▸ **Data shown**
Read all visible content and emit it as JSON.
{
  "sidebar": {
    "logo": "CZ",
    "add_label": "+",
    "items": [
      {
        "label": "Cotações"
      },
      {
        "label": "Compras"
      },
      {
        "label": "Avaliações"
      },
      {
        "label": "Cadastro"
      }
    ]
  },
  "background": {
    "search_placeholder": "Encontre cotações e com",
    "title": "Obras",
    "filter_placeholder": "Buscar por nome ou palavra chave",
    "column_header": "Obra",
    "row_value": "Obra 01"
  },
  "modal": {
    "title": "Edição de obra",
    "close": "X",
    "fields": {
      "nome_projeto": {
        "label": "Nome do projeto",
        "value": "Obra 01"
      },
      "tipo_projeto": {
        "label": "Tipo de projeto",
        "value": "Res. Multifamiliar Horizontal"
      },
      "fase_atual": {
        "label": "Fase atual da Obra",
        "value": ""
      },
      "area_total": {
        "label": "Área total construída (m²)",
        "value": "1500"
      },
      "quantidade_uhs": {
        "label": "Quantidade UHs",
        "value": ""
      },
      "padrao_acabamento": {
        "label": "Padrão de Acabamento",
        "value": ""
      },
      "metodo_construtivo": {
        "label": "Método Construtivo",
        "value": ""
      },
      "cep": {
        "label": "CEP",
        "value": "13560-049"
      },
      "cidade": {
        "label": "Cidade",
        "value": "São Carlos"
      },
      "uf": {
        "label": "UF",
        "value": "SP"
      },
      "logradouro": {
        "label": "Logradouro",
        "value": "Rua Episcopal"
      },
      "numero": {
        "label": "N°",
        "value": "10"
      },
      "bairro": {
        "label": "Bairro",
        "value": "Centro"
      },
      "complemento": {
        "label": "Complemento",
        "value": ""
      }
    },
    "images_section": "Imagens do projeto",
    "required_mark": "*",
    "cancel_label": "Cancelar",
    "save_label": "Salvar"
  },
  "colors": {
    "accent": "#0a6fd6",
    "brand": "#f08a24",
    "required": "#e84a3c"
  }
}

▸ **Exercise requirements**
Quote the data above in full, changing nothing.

▸ **Output of the exercise**
Read all visible content and emit it as JSON.
{
  "sidebar": {
    "logo": "CZ",
    "add_label": "+",
    "items": [
      {
        "label": "Cotações"
      },
      {
        "label": "Compras"
      },
      {
        "label": "Avaliações"
      },
      {
        "label": "Cadastro"
      }
    ]
  },
  "background": {
    "search_placeholder": "Encontre cotações e com",
    "title": "Obras",
    "filter_placeholder": "Buscar por nome ou palavra chave",
    "column_header": "Obra",
    "row_value": "Obra 01"
  },
  "modal": {
    "title": "Edição de obra",
    "close": "X",
    "fields": {
      "nome_projeto": {
        "label": "Nome do projeto",
        "value": "Obra 01"
      },
      "tipo_projeto": {
        "label": "Tipo de projeto",
        "value": "Res. Multifamiliar Horizontal"
      },
      "fase_atual": {
        "label": "Fase atual da Obra",
        "value": ""
      },
      "area_total": {
        "label": "Área total construída (m²)",
        "value": "1500"
      },
      "quantidade_uhs": {
        "label": "Quantidade UHs",
        "value": ""
      },
      "padrao_acabamento": {
        "label": "Padrão de Acabamento",
        "value": ""
      },
      "metodo_construtivo": {
        "label": "Método Construtivo",
        "value": ""
      },
      "cep": {
        "label": "CEP",
        "value": "13560-049"
      },
      "cidade": {
        "label": "Cidade",
        "value": "São Carlos"
      },
      "uf": {
        "label": "UF",
        "value": "SP"
      },
      "logradouro": {
        "label": "Logradouro",
        "value": "Rua Episcopal"
      },
      "numero": {
        "label": "N°",
        "value": "10"
      },
      "bairro": {
        "label": "Bairro",
        "value": "Centro"
      },
      "complemento": {
        "label": "Complemento",
        "value": ""
      }
    },
    "images_section": "Imagens do projeto",
    "required_mark": "*",
    "cancel_label": "Cancelar",
    "save_label": "Salvar"
  },
  "colors": {
    "accent": "#0a6fd6",
    "brand": "#f08a24",
    "required": "#e84a3c"
  }
}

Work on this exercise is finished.